Mother of Runaway Lexus Victims Testifies at Congressional Hearings:
Last August 28th, a full two months before the first of the Toyota recalls were announced, 911 operators in California received a frantic 911 call with someone on the other end saying “hold on, hold on and pray, pray”. That call was made by Chris Lastrella while he, his sister, brother-in-law and niece were barreling down the road at over 120 miles per hour in their runaway Lexus ES-350 in San Diego, California. Mark Saylor, a decorated highway patrolman was driving the vehicle when it suddenly accelerated to 120 miles per hour as he was approaching an intersection. Unable to stop the runaway vehicle, he ultimately lost control and the vehicle, with his wife, daughter and brother-in-law aboard, plunged into a canyon killing all four of them. At the time, it was considered a “freak accident” with no apparent cause. Sadly, we now know that it was due to defective parts that are now part of one of three Toyota recalls covering over 8 million vehicles. Had Toyota announced those recalls just six months earlier, that phone call never would have been made.
Fe Niosco Lastrella lost four of her family members that day. She testified this week in the congressional hearings that were held by the House Oversight and Government Reform Committee in Washington, D.C. Ms. Lastrella was there as the voice of all the victims of Toyota accidents caused by the defective vehicles. The Committee, along with various other government and watchdog groups, is investigating whether the recalls were announced timely as well as other recall related questions. To date, the recalled vehicles have been responsible for at least 39 deaths. What makes this accident an even bigger tragedy is that complaints about sudden acceleration had been pouring in to the National Highway Traffic Safety Administration (NHTSA) and to Toyota officials for years before the first recall was announced. Congressional leaders have accounted for no fewer than 2,500 complaints made to the NHTSA about sudden acceleration problems in Toyota made vehicles. Additionally, State Farm Auto Insurance, one of the nation’s biggest auto insurers had also alerted NHTSA to more than 900 instances of sudden acceleration in Toyota vehicles over the past ten years, but apparently a full investigation was never opened.
Toyota Motor President Akio Toyodo also testified at the hearings and offered his condolences to Ms. Lastrella and all the other families of accident victims. While his apologies are appreciated, many are asking whether these tragedies could have been prevented altogether. Why did it take such disastrous accidents like this one before a recall was announced? Why did 39 people have to lose their lives and countless others have to suffer injuries before these vehicles were taken off the roadways and the defects repaired? These questions, and others, are what the congressional leaders are hoping to answer this week in Washington, D.C.
We applaud Ms. Lastrella’s courage and offer our condolences to her and to the families of all the other Toyota accidents victims around the world.
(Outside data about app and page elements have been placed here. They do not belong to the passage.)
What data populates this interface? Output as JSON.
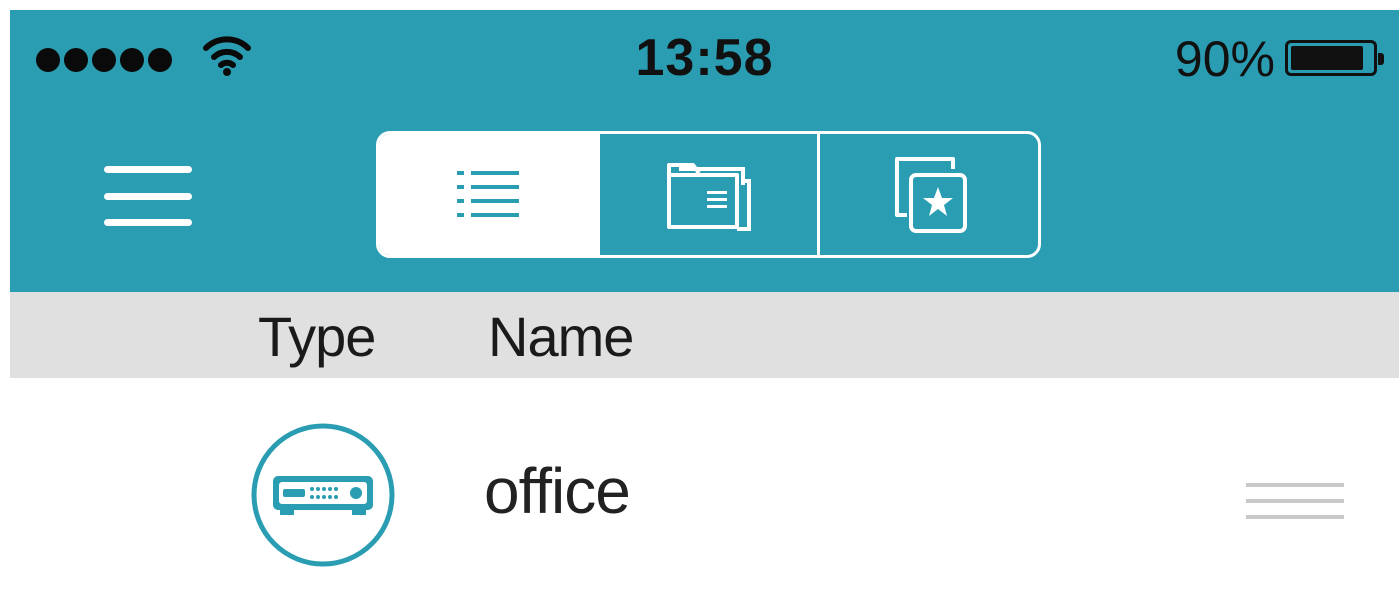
{
  "status_bar": {
    "time": "13:58",
    "battery_percent": "90%",
    "battery_level": 0.9,
    "signal_bars": 5
  },
  "nav": {
    "menu_icon": "hamburger-menu-icon",
    "segments": [
      {
        "icon": "list-icon",
        "selected": true
      },
      {
        "icon": "folder-icon",
        "selected": false
      },
      {
        "icon": "favorites-icon",
        "selected": false
      }
    ]
  },
  "columns": {
    "type": "Type",
    "name": "Name"
  },
  "items": [
    {
      "name": "office",
      "icon": "network-device-icon"
    }
  ],
  "colors": {
    "accent": "#2a9db3",
    "header_bg": "#e0e0e0",
    "text": "#222222"
  }
}
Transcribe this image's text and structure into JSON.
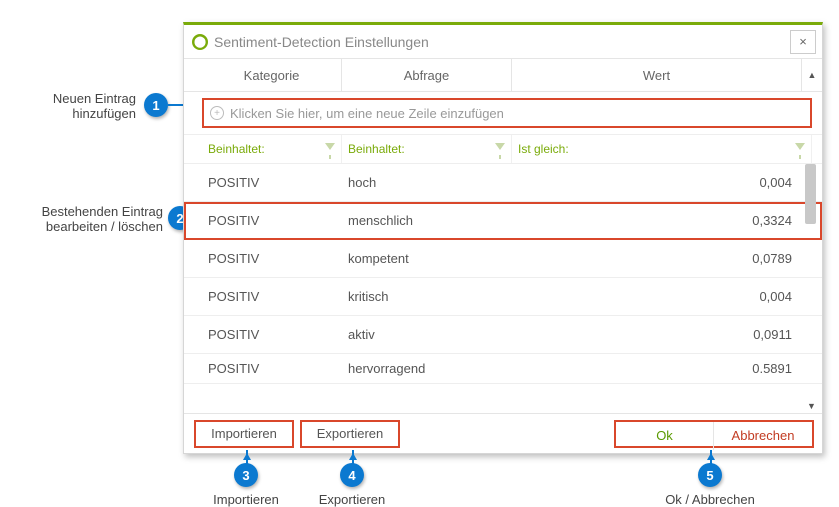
{
  "dialog": {
    "title": "Sentiment-Detection Einstellungen",
    "close_label": "×"
  },
  "columns": {
    "c1": "Kategorie",
    "c2": "Abfrage",
    "c3": "Wert"
  },
  "newrow": {
    "hint": "Klicken Sie hier, um eine neue Zeile einzufügen"
  },
  "filters": {
    "f1": "Beinhaltet:",
    "f2": "Beinhaltet:",
    "f3": "Ist gleich:"
  },
  "rows": [
    {
      "cat": "POSITIV",
      "abf": "hoch",
      "wert": "0,004"
    },
    {
      "cat": "POSITIV",
      "abf": "menschlich",
      "wert": "0,3324"
    },
    {
      "cat": "POSITIV",
      "abf": "kompetent",
      "wert": "0,0789"
    },
    {
      "cat": "POSITIV",
      "abf": "kritisch",
      "wert": "0,004"
    },
    {
      "cat": "POSITIV",
      "abf": "aktiv",
      "wert": "0,0911"
    },
    {
      "cat": "POSITIV",
      "abf": "hervorragend",
      "wert": "0.5891"
    }
  ],
  "footer": {
    "import": "Importieren",
    "export": "Exportieren",
    "ok": "Ok",
    "cancel": "Abbrechen"
  },
  "annotations": {
    "a1": "Neuen Eintrag hinzufügen",
    "a1b": "hinzufügen",
    "a2": "Bestehenden Eintrag bearbeiten / löschen",
    "a3": "Importieren",
    "a4": "Exportieren",
    "a5": "Ok / Abbrechen",
    "n1": "1",
    "n2": "2",
    "n3": "3",
    "n4": "4",
    "n5": "5"
  }
}
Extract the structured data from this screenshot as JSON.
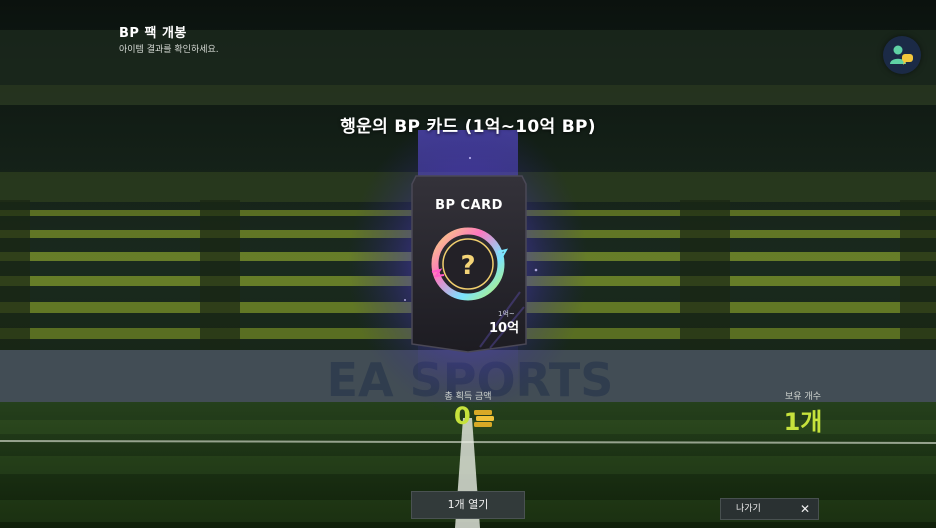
{
  "header": {
    "title": "BP 팩 개봉",
    "subtitle": "아이템 결과를 확인하세요."
  },
  "pack": {
    "title": "행운의 BP 카드 (1억~10억 BP)",
    "card_label": "BP CARD",
    "card_symbol": "?",
    "range_small": "1억~",
    "range_value": "10억"
  },
  "stats": {
    "total_label": "총 획득 금액",
    "total_value": "0",
    "owned_label": "보유 개수",
    "owned_value": "1개"
  },
  "buttons": {
    "open_label": "1개 열기",
    "exit_label": "나가기",
    "exit_icon": "✕"
  },
  "background_text": "EA SPORTS",
  "colors": {
    "accent": "#c6e23c",
    "purple_glow": "#6a4ff0",
    "avatar_bg": "#1b2a46"
  },
  "icons": {
    "avatar": "friends-chat-icon",
    "coin": "bp-coin-icon",
    "close": "close-icon"
  }
}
If you, or a family member, have suffered injuries as a result of an accident involving one of the recalled vehicles and would like to discuss any legal options you may have with and experienced California personal injury attorney, then please call the offices of Ledger & Associates at 1-800-300-0001 or visit us online at www.ledgerlaw.com.